Charles Reed grew up in Findlay, Ohio, and always credited his high school teachers with fostering his interest in the sciences. Reed wanted to pursue both chemistry and chemical engineering, and he combined his interests at MIT where he earned his D.Sc. in chemical engineering in 1937.
Reed accepted a permanent position with General Electric Company (GE), eventually becoming senior vice-president of corporate technology in 1971. Over the next three decades he helped transform a company known for its electrical technology into a leader of high-performance materials. Reed made great advances in silicone manufacturing—a material in hundreds of everyday products, from bathtub caulk to astronaut’s boots to football helmets—and developed the world’s first synthetic diamond.
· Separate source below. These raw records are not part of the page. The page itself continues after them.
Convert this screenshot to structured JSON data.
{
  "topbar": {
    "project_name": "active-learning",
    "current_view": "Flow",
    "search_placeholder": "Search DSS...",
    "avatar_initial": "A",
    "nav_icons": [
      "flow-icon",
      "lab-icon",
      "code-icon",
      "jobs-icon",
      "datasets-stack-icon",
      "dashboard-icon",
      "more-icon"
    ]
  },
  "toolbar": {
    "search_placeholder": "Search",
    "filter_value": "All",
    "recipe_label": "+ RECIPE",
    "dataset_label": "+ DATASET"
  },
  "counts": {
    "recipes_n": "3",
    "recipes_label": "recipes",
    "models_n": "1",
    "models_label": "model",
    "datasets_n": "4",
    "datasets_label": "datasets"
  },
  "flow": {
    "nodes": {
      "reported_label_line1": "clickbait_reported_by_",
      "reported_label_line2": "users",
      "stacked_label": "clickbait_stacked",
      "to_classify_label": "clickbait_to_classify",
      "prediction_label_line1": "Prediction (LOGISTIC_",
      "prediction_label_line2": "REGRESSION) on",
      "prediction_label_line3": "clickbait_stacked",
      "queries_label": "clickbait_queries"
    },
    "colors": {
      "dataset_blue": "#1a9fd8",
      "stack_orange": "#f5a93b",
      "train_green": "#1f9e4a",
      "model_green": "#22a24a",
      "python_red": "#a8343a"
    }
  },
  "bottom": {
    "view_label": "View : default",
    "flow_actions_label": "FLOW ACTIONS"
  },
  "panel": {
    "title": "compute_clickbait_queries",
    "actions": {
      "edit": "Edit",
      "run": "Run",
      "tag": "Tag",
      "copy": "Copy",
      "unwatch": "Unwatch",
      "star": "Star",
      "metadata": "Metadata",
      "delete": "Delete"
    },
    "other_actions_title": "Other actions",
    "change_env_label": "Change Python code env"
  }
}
Those that knew Reed described him as an amazing engineer, a passionate scientist, curious, humble, intuitive and inspiring. “He loved his craft, and his enthusiasm was apparent in everything he did and to every life he touched,” wrote William F. Banholzer in a book published by the National Academy of Engineering.
By Jen Santisi